BEGIN Excerpted records
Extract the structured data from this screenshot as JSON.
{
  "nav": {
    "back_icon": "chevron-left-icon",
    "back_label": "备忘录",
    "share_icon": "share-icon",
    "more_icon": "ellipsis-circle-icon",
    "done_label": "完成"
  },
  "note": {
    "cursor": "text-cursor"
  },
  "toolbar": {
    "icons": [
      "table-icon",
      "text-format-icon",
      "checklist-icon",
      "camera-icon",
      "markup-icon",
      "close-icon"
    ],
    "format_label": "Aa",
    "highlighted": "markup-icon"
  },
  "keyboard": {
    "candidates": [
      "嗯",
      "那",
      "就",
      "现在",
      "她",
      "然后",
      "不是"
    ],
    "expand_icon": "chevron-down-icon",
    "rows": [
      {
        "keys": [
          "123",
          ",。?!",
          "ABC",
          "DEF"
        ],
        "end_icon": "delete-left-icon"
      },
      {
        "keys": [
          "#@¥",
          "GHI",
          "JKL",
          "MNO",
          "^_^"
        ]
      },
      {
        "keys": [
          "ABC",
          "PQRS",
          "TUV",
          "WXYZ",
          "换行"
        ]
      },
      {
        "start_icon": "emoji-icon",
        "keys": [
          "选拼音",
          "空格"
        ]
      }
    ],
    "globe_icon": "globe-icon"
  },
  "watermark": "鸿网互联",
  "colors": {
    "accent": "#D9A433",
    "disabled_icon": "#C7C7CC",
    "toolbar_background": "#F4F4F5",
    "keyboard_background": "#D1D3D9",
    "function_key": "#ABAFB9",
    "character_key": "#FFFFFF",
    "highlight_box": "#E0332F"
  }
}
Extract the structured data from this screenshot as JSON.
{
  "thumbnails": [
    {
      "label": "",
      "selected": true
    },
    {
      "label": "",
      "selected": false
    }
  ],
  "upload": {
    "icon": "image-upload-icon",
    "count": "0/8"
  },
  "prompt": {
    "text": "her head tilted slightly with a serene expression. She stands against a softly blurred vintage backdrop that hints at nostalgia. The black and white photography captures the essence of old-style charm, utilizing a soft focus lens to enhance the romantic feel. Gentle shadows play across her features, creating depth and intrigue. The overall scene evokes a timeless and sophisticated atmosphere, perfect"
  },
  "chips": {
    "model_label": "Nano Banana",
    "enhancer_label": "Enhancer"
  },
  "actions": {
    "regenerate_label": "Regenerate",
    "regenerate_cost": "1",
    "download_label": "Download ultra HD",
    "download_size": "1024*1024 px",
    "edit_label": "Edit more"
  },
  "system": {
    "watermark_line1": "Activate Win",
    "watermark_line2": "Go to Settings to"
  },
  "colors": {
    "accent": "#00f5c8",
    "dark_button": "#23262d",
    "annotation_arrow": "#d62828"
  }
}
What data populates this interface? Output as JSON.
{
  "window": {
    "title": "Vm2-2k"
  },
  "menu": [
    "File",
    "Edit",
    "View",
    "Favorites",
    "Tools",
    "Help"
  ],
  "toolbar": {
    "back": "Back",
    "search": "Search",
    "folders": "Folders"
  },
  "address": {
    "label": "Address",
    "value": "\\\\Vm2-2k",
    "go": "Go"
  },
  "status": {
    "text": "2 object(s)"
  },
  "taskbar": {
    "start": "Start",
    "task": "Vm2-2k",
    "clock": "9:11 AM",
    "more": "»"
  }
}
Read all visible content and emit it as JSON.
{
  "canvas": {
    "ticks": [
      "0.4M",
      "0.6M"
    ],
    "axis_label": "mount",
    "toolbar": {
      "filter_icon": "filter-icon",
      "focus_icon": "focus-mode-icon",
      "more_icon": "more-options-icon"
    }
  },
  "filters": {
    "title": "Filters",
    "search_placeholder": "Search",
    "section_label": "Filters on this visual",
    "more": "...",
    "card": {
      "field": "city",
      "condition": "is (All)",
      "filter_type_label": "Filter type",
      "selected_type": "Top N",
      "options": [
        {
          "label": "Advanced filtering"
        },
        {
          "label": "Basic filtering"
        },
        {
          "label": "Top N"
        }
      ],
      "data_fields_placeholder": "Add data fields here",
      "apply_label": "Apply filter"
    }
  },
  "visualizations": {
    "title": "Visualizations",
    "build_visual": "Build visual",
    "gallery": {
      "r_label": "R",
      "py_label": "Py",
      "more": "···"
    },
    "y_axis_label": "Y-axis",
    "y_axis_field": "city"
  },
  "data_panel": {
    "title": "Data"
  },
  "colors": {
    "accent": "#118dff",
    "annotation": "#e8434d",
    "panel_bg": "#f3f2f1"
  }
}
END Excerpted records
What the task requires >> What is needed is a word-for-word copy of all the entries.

Output of the exercise >>
Extract the structured data from this screenshot as JSON.
{
  "nav": {
    "back_icon": "chevron-left-icon",
    "back_label": "备忘录",
    "share_icon": "share-icon",
    "more_icon": "ellipsis-circle-icon",
    "done_label": "完成"
  },
  "note": {
    "cursor": "text-cursor"
  },
  "toolbar": {
    "icons": [
      "table-icon",
      "text-format-icon",
      "checklist-icon",
      "camera-icon",
      "markup-icon",
      "close-icon"
    ],
    "format_label": "Aa",
    "highlighted": "markup-icon"
  },
  "keyboard": {
    "candidates": [
      "嗯",
      "那",
      "就",
      "现在",
      "她",
      "然后",
      "不是"
    ],
    "expand_icon": "chevron-down-icon",
    "rows": [
      {
        "keys": [
          "123",
          ",。?!",
          "ABC",
          "DEF"
        ],
        "end_icon": "delete-left-icon"
      },
      {
        "keys": [
          "#@¥",
          "GHI",
          "JKL",
          "MNO",
          "^_^"
        ]
      },
      {
        "keys": [
          "ABC",
          "PQRS",
          "TUV",
          "WXYZ",
          "换行"
        ]
      },
      {
        "start_icon": "emoji-icon",
        "keys": [
          "选拼音",
          "空格"
        ]
      }
    ],
    "globe_icon": "globe-icon"
  },
  "watermark": "鸿网互联",
  "colors": {
    "accent": "#D9A433",
    "disabled_icon": "#C7C7CC",
    "toolbar_background": "#F4F4F5",
    "keyboard_background": "#D1D3D9",
    "function_key": "#ABAFB9",
    "character_key": "#FFFFFF",
    "highlight_box": "#E0332F"
  }
}
Extract the structured data from this screenshot as JSON.
{
  "thumbnails": [
    {
      "label": "",
      "selected": true
    },
    {
      "label": "",
      "selected": false
    }
  ],
  "upload": {
    "icon": "image-upload-icon",
    "count": "0/8"
  },
  "prompt": {
    "text": "her head tilted slightly with a serene expression. She stands against a softly blurred vintage backdrop that hints at nostalgia. The black and white photography captures the essence of old-style charm, utilizing a soft focus lens to enhance the romantic feel. Gentle shadows play across her features, creating depth and intrigue. The overall scene evokes a timeless and sophisticated atmosphere, perfect"
  },
  "chips": {
    "model_label": "Nano Banana",
    "enhancer_label": "Enhancer"
  },
  "actions": {
    "regenerate_label": "Regenerate",
    "regenerate_cost": "1",
    "download_label": "Download ultra HD",
    "download_size": "1024*1024 px",
    "edit_label": "Edit more"
  },
  "system": {
    "watermark_line1": "Activate Win",
    "watermark_line2": "Go to Settings to"
  },
  "colors": {
    "accent": "#00f5c8",
    "dark_button": "#23262d",
    "annotation_arrow": "#d62828"
  }
}
What data populates this interface? Output as JSON.
{
  "window": {
    "title": "Vm2-2k"
  },
  "menu": [
    "File",
    "Edit",
    "View",
    "Favorites",
    "Tools",
    "Help"
  ],
  "toolbar": {
    "back": "Back",
    "search": "Search",
    "folders": "Folders"
  },
  "address": {
    "label": "Address",
    "value": "\\\\Vm2-2k",
    "go": "Go"
  },
  "status": {
    "text": "2 object(s)"
  },
  "taskbar": {
    "start": "Start",
    "task": "Vm2-2k",
    "clock": "9:11 AM",
    "more": "»"
  }
}
Read all visible content and emit it as JSON.
{
  "canvas": {
    "ticks": [
      "0.4M",
      "0.6M"
    ],
    "axis_label": "mount",
    "toolbar": {
      "filter_icon": "filter-icon",
      "focus_icon": "focus-mode-icon",
      "more_icon": "more-options-icon"
    }
  },
  "filters": {
    "title": "Filters",
    "search_placeholder": "Search",
    "section_label": "Filters on this visual",
    "more": "...",
    "card": {
      "field": "city",
      "condition": "is (All)",
      "filter_type_label": "Filter type",
      "selected_type": "Top N",
      "options": [
        {
          "label": "Advanced filtering"
        },
        {
          "label": "Basic filtering"
        },
        {
          "label": "Top N"
        }
      ],
      "data_fields_placeholder": "Add data fields here",
      "apply_label": "Apply filter"
    }
  },
  "visualizations": {
    "title": "Visualizations",
    "build_visual": "Build visual",
    "gallery": {
      "r_label": "R",
      "py_label": "Py",
      "more": "···"
    },
    "y_axis_label": "Y-axis",
    "y_axis_field": "city"
  },
  "data_panel": {
    "title": "Data"
  },
  "colors": {
    "accent": "#118dff",
    "annotation": "#e8434d",
    "panel_bg": "#f3f2f1"
  }
}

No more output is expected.